[Work task]: Using the listing below, select the lines with the word "roysteffensen" and copy them.

(The data begins)

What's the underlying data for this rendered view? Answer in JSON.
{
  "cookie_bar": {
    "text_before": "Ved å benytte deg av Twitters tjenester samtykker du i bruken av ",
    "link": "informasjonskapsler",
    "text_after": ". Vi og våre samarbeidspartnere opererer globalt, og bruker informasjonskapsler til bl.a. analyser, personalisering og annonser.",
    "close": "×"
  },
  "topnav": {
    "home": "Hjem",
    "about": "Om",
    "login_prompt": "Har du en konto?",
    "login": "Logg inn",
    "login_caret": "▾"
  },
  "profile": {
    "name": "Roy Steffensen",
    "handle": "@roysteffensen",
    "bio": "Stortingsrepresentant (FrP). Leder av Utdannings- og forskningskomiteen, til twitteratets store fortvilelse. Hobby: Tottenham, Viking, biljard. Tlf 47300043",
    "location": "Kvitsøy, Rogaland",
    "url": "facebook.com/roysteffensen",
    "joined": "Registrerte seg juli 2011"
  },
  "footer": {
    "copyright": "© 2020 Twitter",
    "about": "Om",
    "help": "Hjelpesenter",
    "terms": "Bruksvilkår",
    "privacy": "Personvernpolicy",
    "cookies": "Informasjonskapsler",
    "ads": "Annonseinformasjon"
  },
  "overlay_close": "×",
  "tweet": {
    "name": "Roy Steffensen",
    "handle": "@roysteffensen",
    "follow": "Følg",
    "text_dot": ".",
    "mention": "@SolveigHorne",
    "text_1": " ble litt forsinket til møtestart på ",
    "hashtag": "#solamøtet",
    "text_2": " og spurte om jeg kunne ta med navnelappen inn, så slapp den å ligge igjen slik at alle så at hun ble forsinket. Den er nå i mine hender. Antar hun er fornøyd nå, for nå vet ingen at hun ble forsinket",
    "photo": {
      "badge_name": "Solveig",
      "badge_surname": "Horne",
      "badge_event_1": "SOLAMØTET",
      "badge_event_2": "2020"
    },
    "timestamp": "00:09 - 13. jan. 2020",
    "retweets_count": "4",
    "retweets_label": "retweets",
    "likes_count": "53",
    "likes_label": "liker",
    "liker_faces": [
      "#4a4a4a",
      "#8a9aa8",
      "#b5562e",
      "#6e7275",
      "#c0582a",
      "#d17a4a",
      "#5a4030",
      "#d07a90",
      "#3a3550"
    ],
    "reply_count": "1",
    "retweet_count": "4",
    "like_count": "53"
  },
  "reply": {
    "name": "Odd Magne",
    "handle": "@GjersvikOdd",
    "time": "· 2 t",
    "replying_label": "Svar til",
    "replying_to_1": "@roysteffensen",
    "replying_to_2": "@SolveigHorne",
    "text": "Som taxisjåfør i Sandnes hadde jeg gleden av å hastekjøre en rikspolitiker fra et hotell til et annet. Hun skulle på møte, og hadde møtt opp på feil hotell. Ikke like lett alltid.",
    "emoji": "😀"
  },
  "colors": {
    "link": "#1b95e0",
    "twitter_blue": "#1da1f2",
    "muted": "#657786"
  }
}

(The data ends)

[Exercise solution]:
    "handle": "@roysteffensen",
    "url": "facebook.com/roysteffensen",
    "handle": "@roysteffensen",
    "replying_to_1": "@roysteffensen",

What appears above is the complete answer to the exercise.